[Data about app and page elements]
————

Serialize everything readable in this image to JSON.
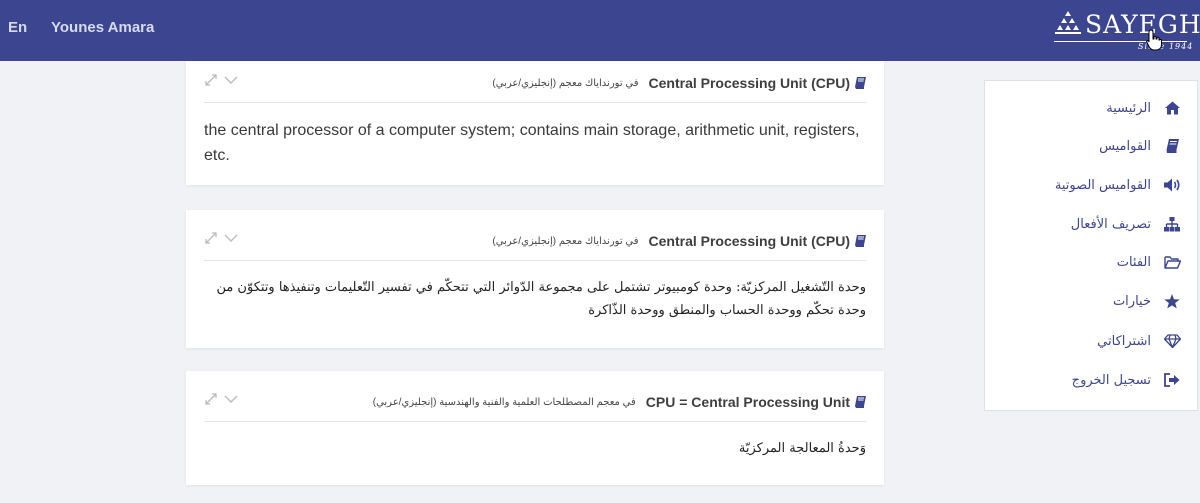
{
  "header": {
    "language": "En",
    "user_name": "Younes Amara",
    "logo": {
      "name": "SAYEGH",
      "since": "Since 1944"
    }
  },
  "cards": [
    {
      "term": "Central Processing Unit (CPU)",
      "source": "في تورنداياك معجم (إنجليزي/عربي)",
      "body": "the central processor of a computer system; contains main storage, arithmetic unit, registers, etc.",
      "lang": "en"
    },
    {
      "term": "Central Processing Unit (CPU)",
      "source": "في تورنداياك معجم (إنجليزي/عربي)",
      "body": "وحدة التّشغيل المركزيّة: وحدة كومبيوتر تشتمل على مجموعة الدّوائر التي تتحكّم في تفسير التّعليمات وتنفيذها وتتكوّن من وحدة تحكّم ووحدة الحساب والمنطق ووحدة الذّاكرة",
      "lang": "ar"
    },
    {
      "term": "CPU = Central Processing Unit",
      "source": "في معجم المصطلحات العلمية والفنية والهندسية (إنجليزي/عربي)",
      "body": "وَحدةُ المعالجة المركزيّة",
      "lang": "ar"
    }
  ],
  "sidebar": {
    "items": [
      {
        "label": "الرئيسية",
        "icon": "home-icon"
      },
      {
        "label": "القواميس",
        "icon": "book-icon"
      },
      {
        "label": "القواميس الصوتية",
        "icon": "speaker-icon"
      },
      {
        "label": "تصريف الأفعال",
        "icon": "sitemap-icon"
      },
      {
        "label": "الفئات",
        "icon": "folder-icon"
      },
      {
        "label": "خيارات",
        "icon": "star-icon"
      },
      {
        "label": "اشتراكاتي",
        "icon": "diamond-icon"
      },
      {
        "label": "تسجيل الخروج",
        "icon": "sign-out-icon"
      }
    ]
  },
  "colors": {
    "header_bg": "#3c4690",
    "accent": "#3c4690",
    "page_bg": "#f1f2f5"
  }
}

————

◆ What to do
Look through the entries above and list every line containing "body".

◆ Result for this exercise
      "body": "the central processor of a computer system; contains main storage, arithmetic unit, registers, etc.",
      "body": "وحدة التّشغيل المركزيّة: وحدة كومبيوتر تشتمل على مجموعة الدّوائر التي تتحكّم في تفسير التّعليمات وتنفيذها وتتكوّن من وحدة تحكّم ووحدة الحساب والمنطق ووحدة الذّاكرة",
      "body": "وَحدةُ المعالجة المركزيّة",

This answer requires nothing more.